▶ Dataset entries
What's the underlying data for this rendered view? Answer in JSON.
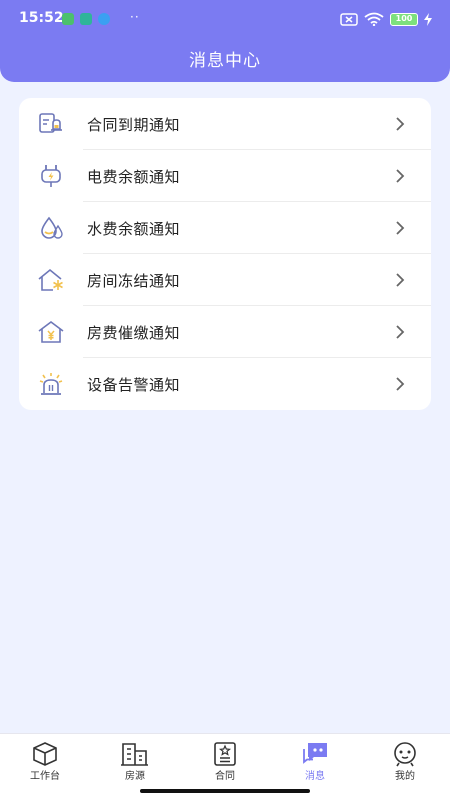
{
  "status_bar": {
    "time": "15:52",
    "dots": "··",
    "battery": "100"
  },
  "header": {
    "title": "消息中心"
  },
  "notifications": [
    {
      "label": "合同到期通知",
      "icon": "contract-clock-icon"
    },
    {
      "label": "电费余额通知",
      "icon": "electric-plug-icon"
    },
    {
      "label": "水费余额通知",
      "icon": "water-drop-icon"
    },
    {
      "label": "房间冻结通知",
      "icon": "house-snowflake-icon"
    },
    {
      "label": "房费催缴通知",
      "icon": "house-yuan-icon"
    },
    {
      "label": "设备告警通知",
      "icon": "alarm-light-icon"
    }
  ],
  "tabs": [
    {
      "label": "工作台",
      "icon": "cube-icon",
      "active": false
    },
    {
      "label": "房源",
      "icon": "buildings-icon",
      "active": false
    },
    {
      "label": "合同",
      "icon": "document-icon",
      "active": false
    },
    {
      "label": "消息",
      "icon": "chat-icon",
      "active": true
    },
    {
      "label": "我的",
      "icon": "profile-face-icon",
      "active": false
    }
  ],
  "colors": {
    "accent": "#7b7bf2",
    "background": "#eef2ff",
    "icon_stroke": "#6d77b8",
    "icon_accent": "#f2c14e"
  }
}
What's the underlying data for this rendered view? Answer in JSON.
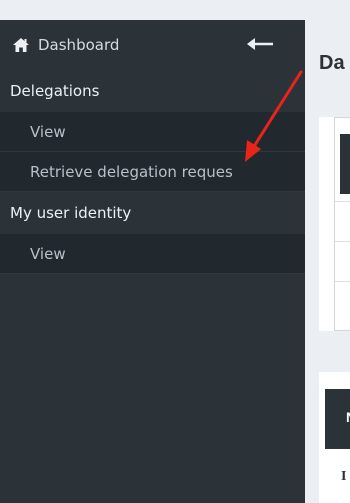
{
  "sidebar": {
    "header": {
      "label": "Dashboard",
      "home_icon": "home-icon",
      "back_icon": "arrow-left-icon"
    },
    "sections": [
      {
        "title": "Delegations",
        "items": [
          {
            "label": "View"
          },
          {
            "label": "Retrieve delegation reques"
          }
        ]
      },
      {
        "title": "My user identity",
        "items": [
          {
            "label": "View"
          }
        ]
      }
    ]
  },
  "main": {
    "page_title": "Da",
    "card2_header_char": "N",
    "card2_row_char": "I"
  },
  "annotation": {
    "color": "#e8241b"
  },
  "colors": {
    "sidebar_bg": "#2b3339",
    "item_bg": "#22292e",
    "main_bg": "#ebeef2"
  }
}
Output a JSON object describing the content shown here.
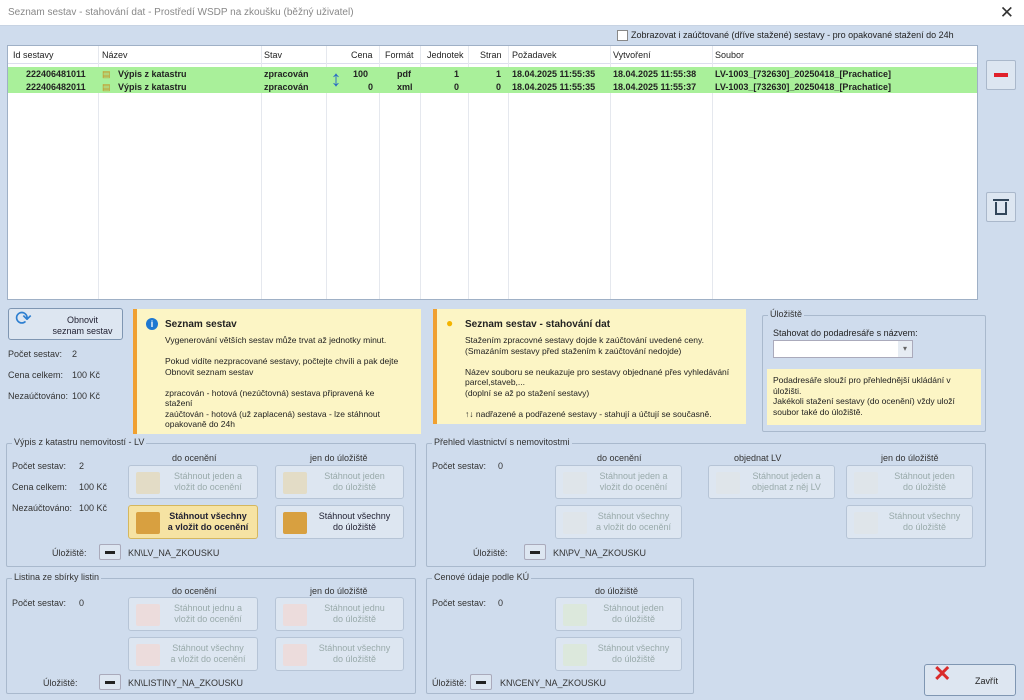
{
  "window": {
    "title": "Seznam sestav - stahování dat - Prostředí WSDP na zkoušku (běžný uživatel)",
    "close_glyph": "✕"
  },
  "show_charged_label": "Zobrazovat i zaúčtované (dříve stažené) sestavy - pro opakované stažení do 24h",
  "table": {
    "columns": [
      "Id sestavy",
      "Název",
      "Stav",
      "Cena",
      "Formát",
      "Jednotek",
      "Stran",
      "Požadavek",
      "Vytvoření",
      "Soubor"
    ],
    "rows": [
      [
        "222406481011",
        "Výpis z katastru",
        "zpracován",
        "100",
        "pdf",
        "1",
        "1",
        "18.04.2025 11:55:35",
        "18.04.2025 11:55:38",
        "LV-1003_[732630]_20250418_[Prachatice]"
      ],
      [
        "222406482011",
        "Výpis z katastru",
        "zpracován",
        "0",
        "xml",
        "0",
        "0",
        "18.04.2025 11:55:35",
        "18.04.2025 11:55:37",
        "LV-1003_[732630]_20250418_[Prachatice]"
      ]
    ]
  },
  "refresh": {
    "label1": "Obnovit",
    "label2": "seznam sestav"
  },
  "stats": {
    "count_label": "Počet sestav:",
    "count": "2",
    "total_label": "Cena celkem:",
    "total": "100 Kč",
    "unbilled_label": "Nezaúčtováno:",
    "unbilled": "100 Kč"
  },
  "info1": {
    "title": "Seznam sestav",
    "lines": [
      "Vygenerování větších sestav může trvat až jednotky minut.",
      "",
      "Pokud vidíte nezpracované sestavy, počtejte chvíli a pak dejte",
      "Obnovit seznam sestav",
      "",
      "zpracován - hotová (nezúčtovná) sestava připravená ke",
      "stažení",
      "zaúčtován - hotová (už zaplacená) sestava - lze stáhnout",
      "opakovaně do 24h"
    ]
  },
  "info2": {
    "title": "Seznam sestav - stahování dat",
    "lines": [
      "Stažením zpracovné sestavy dojde k zaúčtování uvedené ceny.",
      "(Smazáním sestavy před stažením k zaúčtování nedojde)",
      "",
      "Název souboru se neukazuje pro sestavy objednané přes vyhledávání",
      "parcel,staveb,...",
      "(doplní se až po stažení sestavy)",
      "",
      "↑↓ nadřazené a podřazené sestavy - stahují a účtují se současně."
    ]
  },
  "storage": {
    "title": "Úložiště",
    "subdir_label": "Stahovat do podadresáře s názvem:",
    "subdir_value": "",
    "note": [
      "Podadresáře slouží pro přehlednější ukládání v",
      "úložišti.",
      "Jakékoli stažení sestavy (do ocenění) vždy uloží",
      "soubor také do úložiště."
    ]
  },
  "lv": {
    "title": "Výpis z katastru nemovitostí - LV",
    "count_label": "Počet sestav:",
    "count": "2",
    "total_label": "Cena celkem:",
    "total": "100 Kč",
    "unbilled_label": "Nezaúčtováno:",
    "unbilled": "100 Kč",
    "col1": "do ocenění",
    "col2": "jen do úložiště",
    "b1": [
      "Stáhnout jeden a",
      "vložit do ocenění"
    ],
    "b2": [
      "Stáhnout jeden",
      "do úložiště"
    ],
    "b3": [
      "Stáhnout všechny",
      "a vložit do ocenění"
    ],
    "b4": [
      "Stáhnout všechny",
      "do úložiště"
    ],
    "path_label": "Úložiště:",
    "path": "KN\\LV_NA_ZKOUSKU"
  },
  "pv": {
    "title": "Přehled vlastnictví s nemovitostmi",
    "count_label": "Počet sestav:",
    "count": "0",
    "col1": "do ocenění",
    "col2": "objednat LV",
    "col3": "jen do úložiště",
    "b1": [
      "Stáhnout jeden a",
      "vložit do ocenění"
    ],
    "b2": [
      "Stáhnout jeden a",
      "objednat z něj LV"
    ],
    "b3": [
      "Stáhnout jeden",
      "do úložiště"
    ],
    "b4": [
      "Stáhnout všechny",
      "a vložit do ocenění"
    ],
    "b5": [
      "Stáhnout všechny",
      "do úložiště"
    ],
    "path_label": "Úložiště:",
    "path": "KN\\PV_NA_ZKOUSKU"
  },
  "listiny": {
    "title": "Listina ze sbírky listin",
    "count_label": "Počet sestav:",
    "count": "0",
    "col1": "do ocenění",
    "col2": "jen do úložiště",
    "b1": [
      "Stáhnout jednu a",
      "vložit do ocenění"
    ],
    "b2": [
      "Stáhnout jednu",
      "do úložiště"
    ],
    "b3": [
      "Stáhnout všechny",
      "a vložit do ocenění"
    ],
    "b4": [
      "Stáhnout všechny",
      "do úložiště"
    ],
    "path_label": "Úložiště:",
    "path": "KN\\LISTINY_NA_ZKOUSKU"
  },
  "ceny": {
    "title": "Cenové údaje podle KÚ",
    "count_label": "Počet sestav:",
    "count": "0",
    "col1": "do úložiště",
    "b1": [
      "Stáhnout jeden",
      "do úložiště"
    ],
    "b2": [
      "Stáhnout všechny",
      "do úložiště"
    ],
    "path_label": "Úložiště:",
    "path": "KN\\CENY_NA_ZKOUSKU"
  },
  "close_label": "Zavřít"
}
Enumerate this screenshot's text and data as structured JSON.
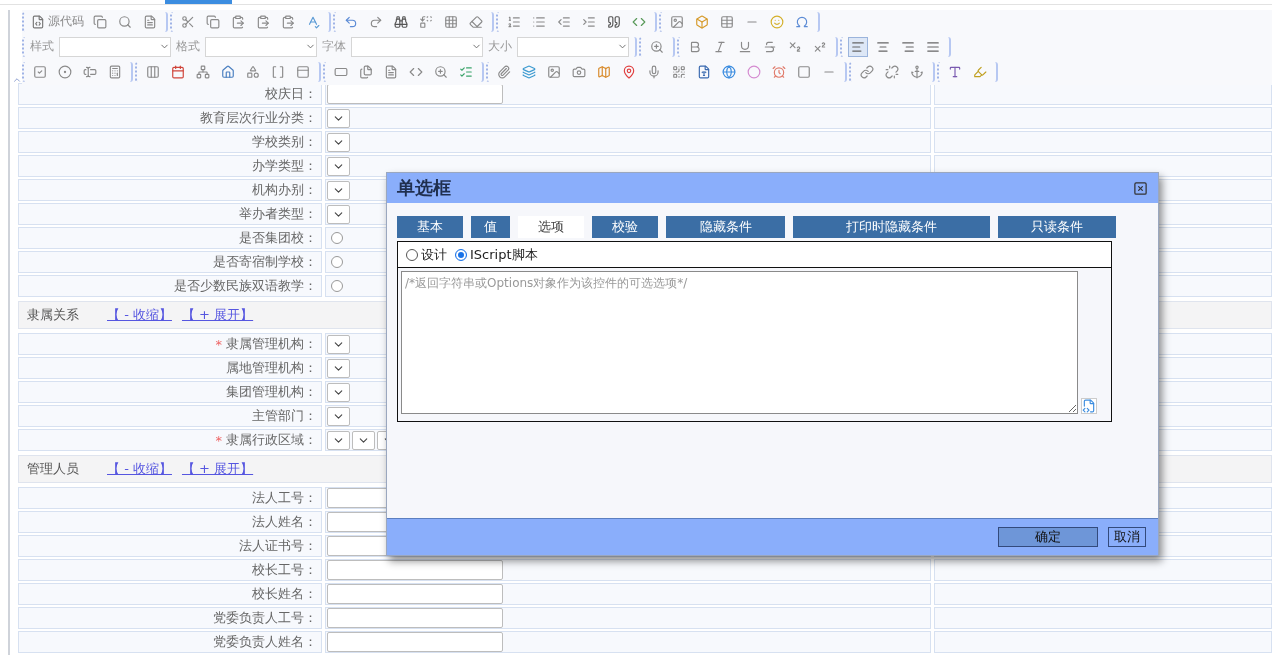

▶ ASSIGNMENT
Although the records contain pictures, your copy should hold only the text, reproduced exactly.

▶ REPLY TO THE EXERCISE
What's the underlying data for this rendered view? Answer in JSON.
{
  "status_bar": {
    "time": "15:52",
    "dots": "··",
    "battery": "100"
  },
  "header": {
    "title": "消息中心"
  },
  "notifications": [
    {
      "label": "合同到期通知",
      "icon": "contract-clock-icon"
    },
    {
      "label": "电费余额通知",
      "icon": "electric-plug-icon"
    },
    {
      "label": "水费余额通知",
      "icon": "water-drop-icon"
    },
    {
      "label": "房间冻结通知",
      "icon": "house-snowflake-icon"
    },
    {
      "label": "房费催缴通知",
      "icon": "house-yuan-icon"
    },
    {
      "label": "设备告警通知",
      "icon": "alarm-light-icon"
    }
  ],
  "tabs": [
    {
      "label": "工作台",
      "icon": "cube-icon",
      "active": false
    },
    {
      "label": "房源",
      "icon": "buildings-icon",
      "active": false
    },
    {
      "label": "合同",
      "icon": "document-icon",
      "active": false
    },
    {
      "label": "消息",
      "icon": "chat-icon",
      "active": true
    },
    {
      "label": "我的",
      "icon": "profile-face-icon",
      "active": false
    }
  ],
  "colors": {
    "accent": "#7b7bf2",
    "background": "#eef2ff",
    "icon_stroke": "#6d77b8",
    "icon_accent": "#f2c14e"
  }
}
What's the underlying data for this rendered view? Answer in JSON.
{
  "sidebar": {
    "header": {
      "label": "Dashboard",
      "home_icon": "home-icon",
      "back_icon": "arrow-left-icon"
    },
    "sections": [
      {
        "title": "Delegations",
        "items": [
          {
            "label": "View"
          },
          {
            "label": "Retrieve delegation reques"
          }
        ]
      },
      {
        "title": "My user identity",
        "items": [
          {
            "label": "View"
          }
        ]
      }
    ]
  },
  "main": {
    "page_title": "Da",
    "card2_header_char": "N",
    "card2_row_char": "I"
  },
  "annotation": {
    "color": "#e8241b"
  },
  "colors": {
    "sidebar_bg": "#2b3339",
    "item_bg": "#22292e",
    "main_bg": "#ebeef2"
  }
}
Output a JSON object describing the content shown here.
{
  "window": {
    "title": "Seznam sestav - stahování dat - Prostředí WSDP na zkoušku (běžný uživatel)",
    "close_glyph": "✕"
  },
  "show_charged_label": "Zobrazovat i zaúčtované (dříve stažené) sestavy - pro opakované stažení do 24h",
  "table": {
    "columns": [
      "Id sestavy",
      "Název",
      "Stav",
      "Cena",
      "Formát",
      "Jednotek",
      "Stran",
      "Požadavek",
      "Vytvoření",
      "Soubor"
    ],
    "rows": [
      [
        "222406481011",
        "Výpis z katastru",
        "zpracován",
        "100",
        "pdf",
        "1",
        "1",
        "18.04.2025 11:55:35",
        "18.04.2025 11:55:38",
        "LV-1003_[732630]_20250418_[Prachatice]"
      ],
      [
        "222406482011",
        "Výpis z katastru",
        "zpracován",
        "0",
        "xml",
        "0",
        "0",
        "18.04.2025 11:55:35",
        "18.04.2025 11:55:37",
        "LV-1003_[732630]_20250418_[Prachatice]"
      ]
    ]
  },
  "refresh": {
    "label1": "Obnovit",
    "label2": "seznam sestav"
  },
  "stats": {
    "count_label": "Počet sestav:",
    "count": "2",
    "total_label": "Cena celkem:",
    "total": "100 Kč",
    "unbilled_label": "Nezaúčtováno:",
    "unbilled": "100 Kč"
  },
  "info1": {
    "title": "Seznam sestav",
    "lines": [
      "Vygenerování větších sestav může trvat až jednotky minut.",
      "",
      "Pokud vidíte nezpracované sestavy, počtejte chvíli a pak dejte",
      "Obnovit seznam sestav",
      "",
      "zpracován - hotová (nezúčtovná) sestava připravená ke",
      "stažení",
      "zaúčtován - hotová (už zaplacená) sestava - lze stáhnout",
      "opakovaně do 24h"
    ]
  },
  "info2": {
    "title": "Seznam sestav - stahování dat",
    "lines": [
      "Stažením zpracovné sestavy dojde k zaúčtování uvedené ceny.",
      "(Smazáním sestavy před stažením k zaúčtování nedojde)",
      "",
      "Název souboru se neukazuje pro sestavy objednané přes vyhledávání",
      "parcel,staveb,...",
      "(doplní se až po stažení sestavy)",
      "",
      "↑↓ nadřazené a podřazené sestavy - stahují a účtují se současně."
    ]
  },
  "storage": {
    "title": "Úložiště",
    "subdir_label": "Stahovat do podadresáře s názvem:",
    "subdir_value": "",
    "note": [
      "Podadresáře slouží pro přehlednější ukládání v",
      "úložišti.",
      "Jakékoli stažení sestavy (do ocenění) vždy uloží",
      "soubor také do úložiště."
    ]
  },
  "lv": {
    "title": "Výpis z katastru nemovitostí - LV",
    "count_label": "Počet sestav:",
    "count": "2",
    "total_label": "Cena celkem:",
    "total": "100 Kč",
    "unbilled_label": "Nezaúčtováno:",
    "unbilled": "100 Kč",
    "col1": "do ocenění",
    "col2": "jen do úložiště",
    "b1": [
      "Stáhnout jeden a",
      "vložit do ocenění"
    ],
    "b2": [
      "Stáhnout jeden",
      "do úložiště"
    ],
    "b3": [
      "Stáhnout všechny",
      "a vložit do ocenění"
    ],
    "b4": [
      "Stáhnout všechny",
      "do úložiště"
    ],
    "path_label": "Úložiště:",
    "path": "KN\\LV_NA_ZKOUSKU"
  },
  "pv": {
    "title": "Přehled vlastnictví s nemovitostmi",
    "count_label": "Počet sestav:",
    "count": "0",
    "col1": "do ocenění",
    "col2": "objednat LV",
    "col3": "jen do úložiště",
    "b1": [
      "Stáhnout jeden a",
      "vložit do ocenění"
    ],
    "b2": [
      "Stáhnout jeden a",
      "objednat z něj LV"
    ],
    "b3": [
      "Stáhnout jeden",
      "do úložiště"
    ],
    "b4": [
      "Stáhnout všechny",
      "a vložit do ocenění"
    ],
    "b5": [
      "Stáhnout všechny",
      "do úložiště"
    ],
    "path_label": "Úložiště:",
    "path": "KN\\PV_NA_ZKOUSKU"
  },
  "listiny": {
    "title": "Listina ze sbírky listin",
    "count_label": "Počet sestav:",
    "count": "0",
    "col1": "do ocenění",
    "col2": "jen do úložiště",
    "b1": [
      "Stáhnout jednu a",
      "vložit do ocenění"
    ],
    "b2": [
      "Stáhnout jednu",
      "do úložiště"
    ],
    "b3": [
      "Stáhnout všechny",
      "a vložit do ocenění"
    ],
    "b4": [
      "Stáhnout všechny",
      "do úložiště"
    ],
    "path_label": "Úložiště:",
    "path": "KN\\LISTINY_NA_ZKOUSKU"
  },
  "ceny": {
    "title": "Cenové údaje podle KÚ",
    "count_label": "Počet sestav:",
    "count": "0",
    "col1": "do úložiště",
    "b1": [
      "Stáhnout jeden",
      "do úložiště"
    ],
    "b2": [
      "Stáhnout všechny",
      "do úložiště"
    ],
    "path_label": "Úložiště:",
    "path": "KN\\CENY_NA_ZKOUSKU"
  },
  "close_label": "Zavřít"
}
Enumerate this screenshot's text and data as structured JSON.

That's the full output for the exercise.